> WHAT IS NEEDED
Your answer must consist of every line from the data below that includes the word "https".

[Items listed in a dataset]

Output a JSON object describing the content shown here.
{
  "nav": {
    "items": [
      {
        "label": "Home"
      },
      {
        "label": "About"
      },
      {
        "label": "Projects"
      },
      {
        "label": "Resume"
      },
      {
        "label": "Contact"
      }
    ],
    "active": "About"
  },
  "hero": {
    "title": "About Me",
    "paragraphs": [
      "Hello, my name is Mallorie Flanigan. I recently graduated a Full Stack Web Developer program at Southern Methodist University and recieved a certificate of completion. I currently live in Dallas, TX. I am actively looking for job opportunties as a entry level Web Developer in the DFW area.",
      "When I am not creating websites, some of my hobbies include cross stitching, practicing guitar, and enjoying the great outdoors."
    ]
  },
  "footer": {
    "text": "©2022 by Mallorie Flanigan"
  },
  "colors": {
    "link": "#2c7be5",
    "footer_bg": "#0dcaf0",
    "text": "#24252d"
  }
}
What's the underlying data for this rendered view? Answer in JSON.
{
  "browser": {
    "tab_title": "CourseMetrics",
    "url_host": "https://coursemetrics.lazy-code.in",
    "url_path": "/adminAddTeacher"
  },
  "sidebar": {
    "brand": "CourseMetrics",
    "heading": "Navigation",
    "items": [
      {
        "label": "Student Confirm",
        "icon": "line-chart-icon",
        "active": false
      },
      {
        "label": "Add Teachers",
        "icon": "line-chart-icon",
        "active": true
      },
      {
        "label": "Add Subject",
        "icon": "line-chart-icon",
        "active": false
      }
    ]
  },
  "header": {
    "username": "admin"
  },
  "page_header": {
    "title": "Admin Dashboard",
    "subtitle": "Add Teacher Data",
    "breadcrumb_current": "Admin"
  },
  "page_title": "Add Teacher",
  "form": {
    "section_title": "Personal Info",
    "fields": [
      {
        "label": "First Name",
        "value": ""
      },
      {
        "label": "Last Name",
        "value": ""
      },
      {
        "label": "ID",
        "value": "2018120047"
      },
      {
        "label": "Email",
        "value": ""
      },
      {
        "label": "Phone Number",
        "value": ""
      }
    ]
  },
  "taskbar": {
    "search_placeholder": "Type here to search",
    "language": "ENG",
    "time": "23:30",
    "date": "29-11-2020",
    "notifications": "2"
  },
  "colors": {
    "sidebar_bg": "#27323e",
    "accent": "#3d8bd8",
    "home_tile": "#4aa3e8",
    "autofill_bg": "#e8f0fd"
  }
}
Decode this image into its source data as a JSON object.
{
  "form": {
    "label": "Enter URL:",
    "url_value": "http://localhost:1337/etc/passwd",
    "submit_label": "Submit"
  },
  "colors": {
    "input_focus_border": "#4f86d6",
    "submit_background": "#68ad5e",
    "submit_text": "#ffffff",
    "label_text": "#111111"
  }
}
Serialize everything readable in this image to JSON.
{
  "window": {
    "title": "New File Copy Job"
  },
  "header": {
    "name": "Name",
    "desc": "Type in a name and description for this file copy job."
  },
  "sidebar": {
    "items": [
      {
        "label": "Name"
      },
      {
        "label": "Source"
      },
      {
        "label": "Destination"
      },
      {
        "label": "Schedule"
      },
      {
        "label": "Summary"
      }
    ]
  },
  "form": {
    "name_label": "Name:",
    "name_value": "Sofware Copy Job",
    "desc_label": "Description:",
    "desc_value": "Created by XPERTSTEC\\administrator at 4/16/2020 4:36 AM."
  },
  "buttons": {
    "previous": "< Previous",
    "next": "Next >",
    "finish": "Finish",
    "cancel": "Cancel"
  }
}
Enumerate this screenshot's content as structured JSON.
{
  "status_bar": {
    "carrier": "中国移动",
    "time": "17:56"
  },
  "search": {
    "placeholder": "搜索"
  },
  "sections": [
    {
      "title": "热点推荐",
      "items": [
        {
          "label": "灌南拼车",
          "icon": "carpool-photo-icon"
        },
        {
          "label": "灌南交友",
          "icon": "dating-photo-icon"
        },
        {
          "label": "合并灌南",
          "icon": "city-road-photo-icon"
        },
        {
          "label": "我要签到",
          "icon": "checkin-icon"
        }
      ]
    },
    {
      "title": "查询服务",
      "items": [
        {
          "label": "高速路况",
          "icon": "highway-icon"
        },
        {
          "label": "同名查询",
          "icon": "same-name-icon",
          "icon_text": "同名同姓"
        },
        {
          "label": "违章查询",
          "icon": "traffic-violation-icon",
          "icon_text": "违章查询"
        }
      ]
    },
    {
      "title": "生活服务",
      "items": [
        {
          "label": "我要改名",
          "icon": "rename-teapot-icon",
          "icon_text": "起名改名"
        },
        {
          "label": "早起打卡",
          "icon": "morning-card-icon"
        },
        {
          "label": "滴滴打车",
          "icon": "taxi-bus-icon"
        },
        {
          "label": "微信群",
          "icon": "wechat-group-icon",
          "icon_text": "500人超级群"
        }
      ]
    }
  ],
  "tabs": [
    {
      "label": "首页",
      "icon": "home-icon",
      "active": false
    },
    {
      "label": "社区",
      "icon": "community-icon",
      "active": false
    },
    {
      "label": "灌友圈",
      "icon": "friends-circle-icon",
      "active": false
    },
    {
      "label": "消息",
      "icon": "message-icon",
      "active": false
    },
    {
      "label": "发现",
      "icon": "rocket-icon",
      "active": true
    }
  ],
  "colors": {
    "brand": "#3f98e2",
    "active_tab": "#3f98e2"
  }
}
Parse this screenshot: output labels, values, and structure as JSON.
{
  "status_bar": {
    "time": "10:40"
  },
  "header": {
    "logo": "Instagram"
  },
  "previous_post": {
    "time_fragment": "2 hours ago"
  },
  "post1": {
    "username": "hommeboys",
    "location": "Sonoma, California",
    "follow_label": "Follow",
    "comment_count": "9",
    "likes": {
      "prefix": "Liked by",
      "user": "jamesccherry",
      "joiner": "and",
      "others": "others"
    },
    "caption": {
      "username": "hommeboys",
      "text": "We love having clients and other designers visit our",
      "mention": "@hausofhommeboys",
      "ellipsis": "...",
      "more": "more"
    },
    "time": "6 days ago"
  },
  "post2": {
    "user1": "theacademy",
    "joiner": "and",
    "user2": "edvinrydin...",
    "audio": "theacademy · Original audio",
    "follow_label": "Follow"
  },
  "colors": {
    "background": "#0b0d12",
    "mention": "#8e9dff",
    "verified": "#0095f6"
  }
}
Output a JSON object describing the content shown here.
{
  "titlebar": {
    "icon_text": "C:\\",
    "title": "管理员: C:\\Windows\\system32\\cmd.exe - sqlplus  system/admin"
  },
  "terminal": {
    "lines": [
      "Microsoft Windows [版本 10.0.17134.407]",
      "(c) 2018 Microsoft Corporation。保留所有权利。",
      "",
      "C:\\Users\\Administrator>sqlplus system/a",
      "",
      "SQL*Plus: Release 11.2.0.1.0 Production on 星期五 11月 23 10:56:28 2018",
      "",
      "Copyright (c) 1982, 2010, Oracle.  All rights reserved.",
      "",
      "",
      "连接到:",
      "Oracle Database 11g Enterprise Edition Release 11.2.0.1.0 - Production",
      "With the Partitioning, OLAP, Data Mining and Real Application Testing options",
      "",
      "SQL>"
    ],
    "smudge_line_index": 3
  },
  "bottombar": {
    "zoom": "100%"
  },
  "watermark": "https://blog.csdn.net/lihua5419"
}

> SOLUTION
    "url_host": "https://coursemetrics.lazy-code.in",
  "watermark": "https://blog.csdn.net/lihua5419"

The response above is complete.